If Borland, BEA's main development tools partner, gets bought, as unsubstantiated rumors suggest it might, it will be left with no major third-party development partner – its other partners being AltoWeb, Bowstreet, Sun, TogetherSoft and Versata. Borland's acquisition of TogetherSoft is expected to close in January 2003. Meanwhile, BEA is emphasizing its Borland relationship, specifically its JBuilder product, and hoping the company remains independent. Just before it was bought by IBM, Rational nixed its own relationship with Borland.
Sun's middleware: How middleware is defined depends on the vendor. For example, for IBM it includes databases. But for Sun it appears to mean a combination of portal, identity management, directories, messaging, calendars, collaboration and integration.
Sun wants to ensure that every piece of hardware that it ships contains a full version of its middleware stack, thus more effectively leveraging its hardware business to bolster its software business. Despite claiming to spend considerably more R&D funds on software than hardware, Sun is still perceived as more about hardware than software (or services, for which it has partners). Even though it is a little late in taking this more integrated approach, the bundling seems like a logical move.
Sun recently announced that it would include its Sun ONE Portal within its Sun ONE application server, which of course is already being shipped as part of Solaris 9, as is the company's directory server. Sun says this move is as much about insuring that all its hardware has a core stack of software included, as it is about Solaris specifically.

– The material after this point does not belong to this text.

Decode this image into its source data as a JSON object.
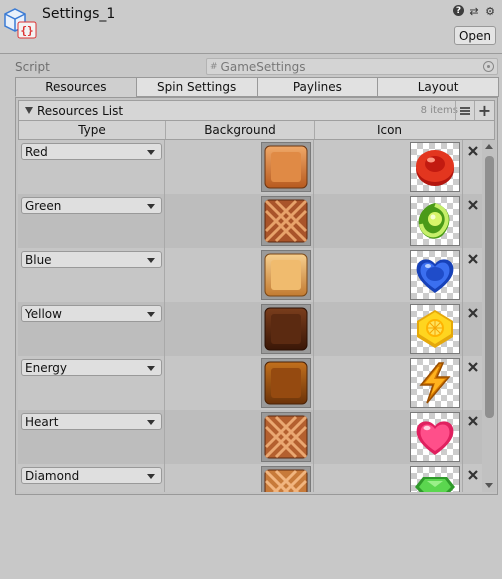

Sun's middleware is one of six current areas of focus for the software division, which is run by Jonathan Schwartz. The other five are the operating systems (both Solaris and Linux), availability (clustering and the like), N1 (Sun utility computing strategy that we recently analyzed in detail), the desktop and mobility (J2ME, Java Cards).
Competition: Sun competes and cooperates with BEA, but the real targets of both companies here are IBM, Microsoft and Oracle. All three have application server platforms of one sort or another, plus varying layers of other middleware and tools. For BEA the main competition is IBM, while Sun competes with all three. The breadth of competition is the narrowest with Oracle, which also helps it sell a lot of hardware.
Linux: We assume that in time Sun will also embed a similar middleware stack with its Sun Linux operating system, which is based on Red Hat's distribution. It has started down that path with the announcement of its Mad Hatter stack of Linux-based applications, which it is shipping both as a set of thin-client applications running off a server (code-named Tea Party) and as fat-client applications residing on desktop machines. The thin client is aimed at the call center and other similar markets, while the desktop is aimed more at the enterprise market.
the451 assessment: Solaris and WebLogic is already a widely proven combination in the field. Sun is making this move from a position of weakness, having bought or inherited companies over the years to build its own application server business – NetDynamics, Netscape (Kiva) – and failing to even make the top three. Although it might not be immediately apparent, this deal is an example of Sun starting to realize the one large advantage it has over competitors such as IBM, Microsoft and Oracle: Solaris. Building on top of its huge Solaris base – on which the majority of WebLogic instances already run – represents Sun's best chance of building a successful software business in the face of fierce competition.